## [TASK REQUIREMENTS]
Once you have checked the records that follow, state how many of their lines hold "JSON", giving the number only.

## [THE INPUT]
________________________________________

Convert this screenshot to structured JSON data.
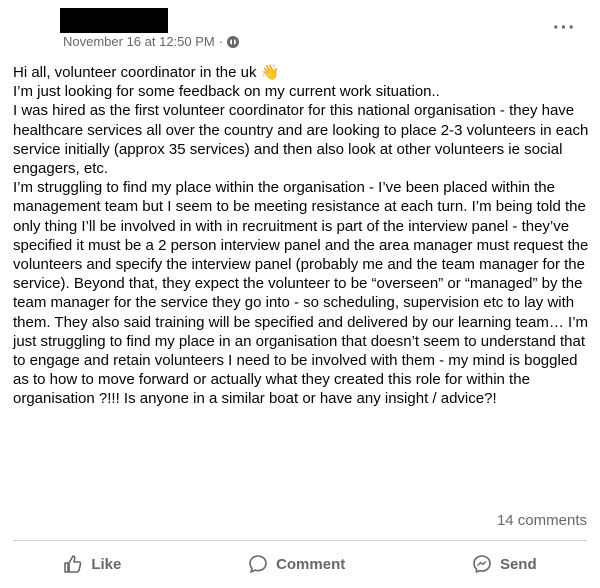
{
  "post": {
    "timestamp": "November 16 at 12:50 PM",
    "separator": "·",
    "privacy_icon": "globe-icon",
    "more_icon": "more-options-icon",
    "lines": [
      "Hi all, volunteer coordinator in the uk",
      "I’m just looking for some feedback on my current work situation..",
      "I was hired as the first volunteer coordinator for this national organisation - they have healthcare services all over the country and are looking to place 2-3 volunteers in each service initially (approx 35 services) and then also look at other volunteers ie social engagers, etc.",
      "I’m struggling to find my place within the organisation - I’ve been placed within the management team but I seem to be meeting resistance at each turn.  I’m being told the only thing I’ll be involved in with in recruitment is part of the interview panel - they’ve specified it must be a 2 person interview panel and the area manager must request the volunteers and specify the interview panel (probably me and the team manager for the service).  Beyond that, they expect the volunteer to be “overseen” or “managed” by the team manager for the service they go into - so scheduling, supervision etc to lay with them.  They also said training will be specified and delivered by our learning team… I’m just struggling to find my place in an organisation that doesn’t seem to understand that to engage and retain volunteers I need to be involved with them - my mind is boggled as to how to move forward or actually what they created this role for within the organisation ?!!!  Is anyone in a similar boat or have any insight / advice?!"
    ],
    "wave_emoji": "👋",
    "comments_count": "14 comments"
  },
  "actions": {
    "like": "Like",
    "comment": "Comment",
    "send": "Send"
  }
}
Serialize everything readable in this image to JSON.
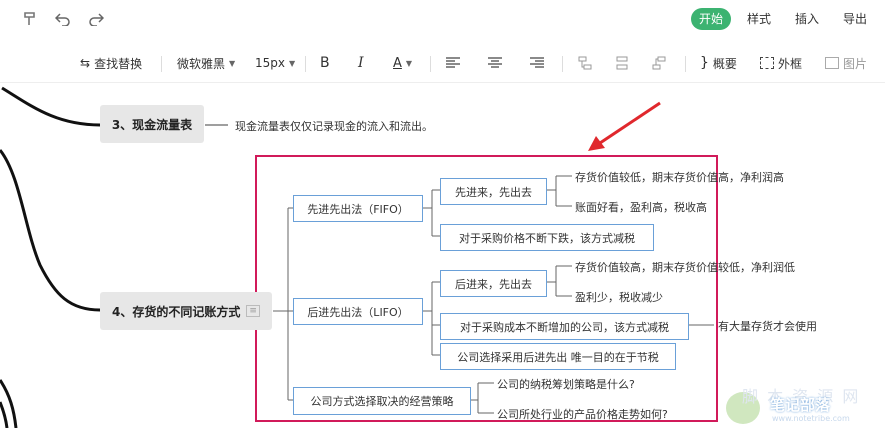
{
  "topbar": {
    "icons": [
      "format-painter-icon",
      "undo-icon",
      "redo-icon"
    ],
    "tabs": [
      "开始",
      "样式",
      "插入",
      "导出"
    ],
    "active_color": "#3cb371"
  },
  "toolbar": {
    "find_replace": "查找替换",
    "font_family": "微软雅黑",
    "font_size": "15px",
    "bold": "B",
    "italic": "I",
    "font_color": "A",
    "summary": "概要",
    "frame": "外框",
    "image": "图片"
  },
  "mindmap": {
    "node3": "3、现金流量表",
    "node3_note": "现金流量表仅仅记录现金的流入和流出。",
    "node4": "4、存货的不同记账方式",
    "fifo": "先进先出法（FIFO）",
    "fifo_sub": "先进来，先出去",
    "fifo_leaf1": "存货价值较低，期末存货价值高，净利润高",
    "fifo_leaf2": "账面好看，盈利高，税收高",
    "fifo_sub2": "对于采购价格不断下跌，该方式减税",
    "lifo": "后进先出法（LIFO）",
    "lifo_sub": "后进来，先出去",
    "lifo_leaf1": "存货价值较高，期末存货价值较低，净利润低",
    "lifo_leaf2": "盈利少，税收减少",
    "lifo_sub2": "对于采购成本不断增加的公司，该方式减税",
    "lifo_sub2_note": "有大量存货才会使用",
    "lifo_sub3": "公司选择采用后进先出 唯一目的在于节税",
    "strategy": "公司方式选择取决的经营策略",
    "strategy_q1": "公司的纳税筹划策略是什么?",
    "strategy_q2": "公司所处行业的产品价格走势如何?"
  },
  "highlight_color": "#d11a5a",
  "arrow_color": "#e0282d",
  "watermark": {
    "line1": "脚 本 资 源 网",
    "line2": "笔记部落",
    "line3": "www.notetribe.com"
  }
}
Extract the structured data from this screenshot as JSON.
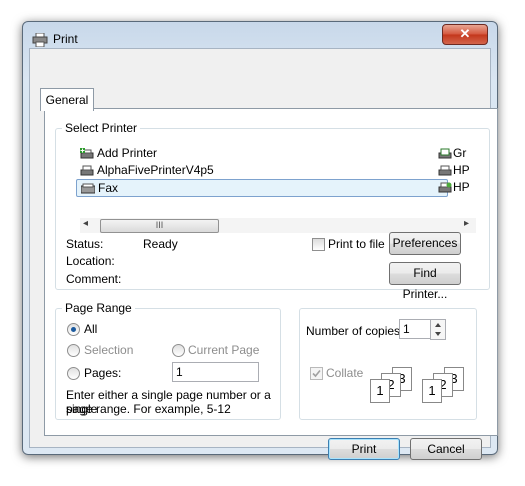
{
  "window": {
    "title": "Print",
    "close_glyph": "✕"
  },
  "tabs": [
    "General"
  ],
  "select_printer": {
    "legend": "Select Printer",
    "printers_left": [
      "Add Printer",
      "AlphaFivePrinterV4p5",
      "Fax"
    ],
    "printers_right": [
      "Gr",
      "HP",
      "HP"
    ],
    "scroll_left": "◂",
    "scroll_right": "▸",
    "thumb_grip": "III",
    "status_label": "Status:",
    "status_value": "Ready",
    "location_label": "Location:",
    "comment_label": "Comment:",
    "print_to_file": "Print to file",
    "preferences": "Preferences",
    "find_printer": "Find Printer..."
  },
  "page_range": {
    "legend": "Page Range",
    "all": "All",
    "selection": "Selection",
    "current_page": "Current Page",
    "pages": "Pages:",
    "pages_value": "1",
    "hint_line1": "Enter either a single page number or a single",
    "hint_line2": "page range.  For example, 5-12"
  },
  "copies": {
    "label": "Number of copies:",
    "value": "1",
    "collate": "Collate",
    "collate_pages": [
      "1",
      "2",
      "3"
    ]
  },
  "footer": {
    "print": "Print",
    "cancel": "Cancel"
  },
  "colors": {
    "selection_fill": "#e5f3fb",
    "selection_border": "#7da2ce",
    "close_red": "#c3361b"
  }
}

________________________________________

## [THE COMPLETED TASK]
3